Who is at Risk:
According to the Hepatitis B foundation, anyone can get hepatitis B, however these are the groups who are at higher risk for contracting the virus:
- Healthcare providers and emergency responders
- Sexually active heterosexuals (more than 1 partner in the past six months)
- Men who have sex with men
- Individuals diagnosed with a sexually transmitted disease (STD)
- Illicit drug users (injecting, inhaling, snorting, pill popping)
- Sex contacts or close household members of an infected person
- Children adopted from countries where hepatitis B is common (Asia, Africa, South America, Pacific Islands, Eastern Europe, and the Middle East)
- Families of children adopted from the countries listed above
- Individuals emigrating from countries where hepatitis B is common (see above)
- Individuals born to parents who have emigrated from countries where hepatitis B is common (see above)
- ALL pregnant women
- Recipients of a blood transfusion before 1992
- Kidney dialysis patients and those in early renal failure
- Inmates of a correctional facility
- Staff and clients of institutions for the developmentally disabled
- Any individual who may have other risk factors not included on this list
Most of the people with long-lasting hepatitis B throughout the world were infected in the first few years of life.2
The younger a child is when infected with hepatitis B, the more likely it is that he develop a long-lasting infection. “Approximately 90% of infected infants will develop chronic (long-lasting) infection.
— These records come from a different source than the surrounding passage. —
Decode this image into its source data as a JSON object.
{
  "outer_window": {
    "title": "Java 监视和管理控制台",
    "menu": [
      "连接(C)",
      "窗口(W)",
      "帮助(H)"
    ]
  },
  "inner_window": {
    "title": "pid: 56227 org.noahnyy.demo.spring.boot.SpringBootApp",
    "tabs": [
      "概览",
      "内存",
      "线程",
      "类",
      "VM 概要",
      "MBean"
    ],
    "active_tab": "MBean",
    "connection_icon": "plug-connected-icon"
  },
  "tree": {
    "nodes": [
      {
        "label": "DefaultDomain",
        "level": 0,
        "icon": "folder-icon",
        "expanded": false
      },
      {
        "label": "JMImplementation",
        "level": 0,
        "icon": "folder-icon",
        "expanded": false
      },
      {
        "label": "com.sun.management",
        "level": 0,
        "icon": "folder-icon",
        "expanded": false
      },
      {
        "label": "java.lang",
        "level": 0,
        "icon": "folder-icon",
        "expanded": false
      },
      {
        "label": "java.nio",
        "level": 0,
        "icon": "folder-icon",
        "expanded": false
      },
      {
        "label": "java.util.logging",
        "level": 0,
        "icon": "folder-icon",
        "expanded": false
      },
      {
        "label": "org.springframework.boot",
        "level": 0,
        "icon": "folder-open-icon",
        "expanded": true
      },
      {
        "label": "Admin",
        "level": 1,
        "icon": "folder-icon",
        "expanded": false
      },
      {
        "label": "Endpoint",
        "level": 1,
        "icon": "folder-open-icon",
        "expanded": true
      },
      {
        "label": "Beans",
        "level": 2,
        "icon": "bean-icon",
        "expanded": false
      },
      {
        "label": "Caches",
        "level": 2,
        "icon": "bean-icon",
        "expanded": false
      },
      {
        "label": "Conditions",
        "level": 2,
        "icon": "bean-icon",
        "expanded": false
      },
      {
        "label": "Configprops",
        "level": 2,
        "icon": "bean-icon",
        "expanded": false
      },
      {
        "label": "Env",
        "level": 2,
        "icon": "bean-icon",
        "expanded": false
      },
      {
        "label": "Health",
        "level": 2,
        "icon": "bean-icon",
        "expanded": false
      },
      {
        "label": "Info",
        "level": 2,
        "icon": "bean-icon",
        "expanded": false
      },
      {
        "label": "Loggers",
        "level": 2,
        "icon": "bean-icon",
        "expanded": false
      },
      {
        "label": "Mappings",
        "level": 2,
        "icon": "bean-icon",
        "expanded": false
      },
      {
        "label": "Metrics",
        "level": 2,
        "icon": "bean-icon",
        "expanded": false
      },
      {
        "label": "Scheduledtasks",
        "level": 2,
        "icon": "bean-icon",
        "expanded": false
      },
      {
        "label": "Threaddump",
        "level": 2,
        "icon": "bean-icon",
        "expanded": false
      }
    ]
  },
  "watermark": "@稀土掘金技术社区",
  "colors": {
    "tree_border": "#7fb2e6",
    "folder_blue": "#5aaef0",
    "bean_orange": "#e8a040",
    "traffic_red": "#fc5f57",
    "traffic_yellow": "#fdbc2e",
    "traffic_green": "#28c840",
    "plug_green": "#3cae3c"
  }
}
The risk goes down as the child gets older,” CDC. Liver scaring, liver failure, and liver cancer are potential serious and long-lasting effects of hepatitis B.
Hepatitis B is the cause in 80% of liver cancer cases worldwide.1
Pregnancy/unborn child/newborn concerns:
It’s great to start thinking about your child’s vaccinations even before your child is born. During pregnancy, if you are receiving proper care, you will be tested for hepatitis B (along with many, many other things). If you find that you have the virus in your body, don’t immediately assume the worst. Here’s what you need to know:
Pregnant women who have the virus already in their body can pass hepatitis B on to their baby during birth. However, this can be prevented by vaccinating your baby with HepB along with a dose of Hepatitis B immune globulin (HBIG) within at least 12 hours of birth. The HBIG contains antibodies to the virus given because your baby’s immune system doesn’t have time to make them to fight the virus off once it has potentially been infected at birth. After all of these precautions, your baby is almost always protected from the disease. If your newborn does not receive the vaccination, he could develop a long-lasting infection and serious health complications–90% of infected, non-vaccinated babies do.2 However, don’t fret; if you are receiving proper care, your child will get the both shots at birth and be hepatitis B free!
The CDC recommends that all children get the first dose of hepB at birth, and then get 2 more doses over the next six-month period. After getting at least three doses, the vaccine yields greater than 90% protection against hepatitis B when exposed to the virus after the completion of the entire series of vaccinations.2
Hepatitis B cannot be cured with medication, and children who get hepatitis B often need to be hospitalized.
Usually the symptoms of the illness go away after a few weeks and the liver returns to normal in about 4-6 months. However, almost all newborns and many children who contract hepatitis B develop a chronic condition.
Somewhere around 1 in 100 people will die from hepatitis B once they contract it. And for those living with the chronic disease, they have a much higher chance of developing liver cancer.
Pictures are Vaccine Mom original Art.